Denise Lewis (the "other woman" from Kim and Dianna's role-play) enters the lounge and greets us with a broad smile. Vulkon, she says, was one of the first companies to give preferred convention seating to physically handicapped fans, adding that the sci-fi community, now well established online, is especially great for people with physical limitations. "For some of these people, who are immobile and unable to leave the house on their own, if it wasn't for fandom, they wouldn't have a life. In the Star Trek world, they're unlimited in their abilities. What's in their head is fleshed out." Denise offers her father-in-law as an example. "The man had a brain tumor and developed gigantism. But he's still brilliant." Lewis says that when her father-in-law participates in Star Trek-related role-play games online, "it lets him be the person he needs to be."
"Fandom enables people to be more of who they are," Lewis continues, "and more of how they'd like to see themselves."
The desire to see oneself as one would like to be is, in many cases, exactly what Motes and Martinez market; the ability to be with one's television heroes and with fellow fans creates a sense of validation for the fans, but it also works for the actors of these cult shows, who do not often lead the field in Emmy nominations. There is a symbiosis of the adored and the adoring at sci-fi conventions that rarely occurs elsewhere -- the walls between fame and obscurity are, for a weekend, blurred, leaving both the fans and actors with a new sense of who they are to one another. It is a service Paramount cannot license.
So what is this service worth? Motes won't reveal how much Vulkon nets annually. "It varies," he says. "This year we have William Shatner and quite a few other stars. Without giving any numbers, we did pretty well."
Still it would have taken more than greed to keep Vulkon's promoters going when the company was $25,000 in debt. In the past decade, Vulkon's promoters have had to evolve and follow the trends of fandom. So long as there are guests who agree to attend, there is a market, they maintain.
In fact, Motes believes he can create a con for any show, canceled or not, so long as its stars agree to appear. "Everybody has a favorite show of some type," he says. "There's always going to be somebody out there who wants to meet a star."
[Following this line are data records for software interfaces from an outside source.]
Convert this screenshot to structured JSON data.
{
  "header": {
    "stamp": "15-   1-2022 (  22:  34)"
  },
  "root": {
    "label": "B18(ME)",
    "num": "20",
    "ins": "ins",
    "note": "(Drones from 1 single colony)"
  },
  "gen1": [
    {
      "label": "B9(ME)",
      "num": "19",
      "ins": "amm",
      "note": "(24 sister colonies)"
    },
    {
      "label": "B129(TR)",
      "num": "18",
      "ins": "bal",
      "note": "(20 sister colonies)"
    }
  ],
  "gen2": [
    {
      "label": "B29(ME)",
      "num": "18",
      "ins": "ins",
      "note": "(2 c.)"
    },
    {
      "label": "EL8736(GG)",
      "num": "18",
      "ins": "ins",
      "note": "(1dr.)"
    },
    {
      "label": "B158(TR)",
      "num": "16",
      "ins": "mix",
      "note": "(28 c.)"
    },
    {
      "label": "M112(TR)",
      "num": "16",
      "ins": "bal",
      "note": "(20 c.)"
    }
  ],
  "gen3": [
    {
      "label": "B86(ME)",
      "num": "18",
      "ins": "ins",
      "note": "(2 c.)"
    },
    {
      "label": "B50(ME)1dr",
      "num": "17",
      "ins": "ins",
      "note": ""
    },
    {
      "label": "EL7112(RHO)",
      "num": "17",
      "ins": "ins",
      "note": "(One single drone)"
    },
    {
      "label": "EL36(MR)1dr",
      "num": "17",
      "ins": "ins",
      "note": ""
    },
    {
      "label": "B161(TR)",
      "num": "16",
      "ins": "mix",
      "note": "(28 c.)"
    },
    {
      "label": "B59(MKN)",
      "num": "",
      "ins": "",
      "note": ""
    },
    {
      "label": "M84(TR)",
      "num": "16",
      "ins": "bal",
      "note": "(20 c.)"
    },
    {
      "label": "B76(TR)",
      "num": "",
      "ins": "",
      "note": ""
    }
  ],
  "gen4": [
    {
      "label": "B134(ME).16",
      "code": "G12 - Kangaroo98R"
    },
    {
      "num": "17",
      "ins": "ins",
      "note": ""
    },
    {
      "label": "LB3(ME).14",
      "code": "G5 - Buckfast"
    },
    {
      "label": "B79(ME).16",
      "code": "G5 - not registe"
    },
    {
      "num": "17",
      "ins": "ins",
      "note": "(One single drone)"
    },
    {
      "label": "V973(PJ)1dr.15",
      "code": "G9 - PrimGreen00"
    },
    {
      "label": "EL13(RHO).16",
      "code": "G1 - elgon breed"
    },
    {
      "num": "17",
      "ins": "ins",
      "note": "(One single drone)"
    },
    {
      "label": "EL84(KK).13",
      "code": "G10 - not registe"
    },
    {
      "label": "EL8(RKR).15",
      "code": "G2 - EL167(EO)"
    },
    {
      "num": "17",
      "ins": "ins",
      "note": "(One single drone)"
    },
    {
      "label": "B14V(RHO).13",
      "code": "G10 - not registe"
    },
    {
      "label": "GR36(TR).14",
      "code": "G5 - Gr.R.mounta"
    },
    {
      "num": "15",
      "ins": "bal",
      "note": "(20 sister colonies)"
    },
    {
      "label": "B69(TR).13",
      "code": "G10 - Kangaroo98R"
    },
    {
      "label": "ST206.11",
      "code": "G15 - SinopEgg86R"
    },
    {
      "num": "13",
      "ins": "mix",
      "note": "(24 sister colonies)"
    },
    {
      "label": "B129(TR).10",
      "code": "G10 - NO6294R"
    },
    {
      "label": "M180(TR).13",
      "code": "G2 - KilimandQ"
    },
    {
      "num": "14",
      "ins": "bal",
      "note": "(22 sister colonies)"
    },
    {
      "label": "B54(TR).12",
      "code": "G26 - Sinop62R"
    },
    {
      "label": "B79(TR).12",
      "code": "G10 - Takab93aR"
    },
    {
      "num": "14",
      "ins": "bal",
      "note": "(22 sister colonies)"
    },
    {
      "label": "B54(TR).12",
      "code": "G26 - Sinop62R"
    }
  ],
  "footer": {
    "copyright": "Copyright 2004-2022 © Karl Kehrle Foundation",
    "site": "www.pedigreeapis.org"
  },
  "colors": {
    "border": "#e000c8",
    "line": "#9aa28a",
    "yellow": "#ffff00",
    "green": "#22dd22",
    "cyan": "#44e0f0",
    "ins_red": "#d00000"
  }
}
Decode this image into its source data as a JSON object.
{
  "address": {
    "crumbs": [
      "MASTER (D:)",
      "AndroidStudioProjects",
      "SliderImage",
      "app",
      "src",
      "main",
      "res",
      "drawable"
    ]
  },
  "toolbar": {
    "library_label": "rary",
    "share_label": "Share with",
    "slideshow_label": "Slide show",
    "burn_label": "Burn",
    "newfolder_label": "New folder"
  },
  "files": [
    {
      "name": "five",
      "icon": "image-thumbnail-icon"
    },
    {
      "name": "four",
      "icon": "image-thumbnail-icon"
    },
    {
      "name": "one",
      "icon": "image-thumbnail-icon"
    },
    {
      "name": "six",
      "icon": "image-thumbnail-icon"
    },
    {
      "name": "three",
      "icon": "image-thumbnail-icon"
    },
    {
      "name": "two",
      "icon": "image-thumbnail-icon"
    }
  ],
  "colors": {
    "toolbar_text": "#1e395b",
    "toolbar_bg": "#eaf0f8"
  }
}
And so long as he has to pry his own staff from an actor's arms, Motes knows he's right.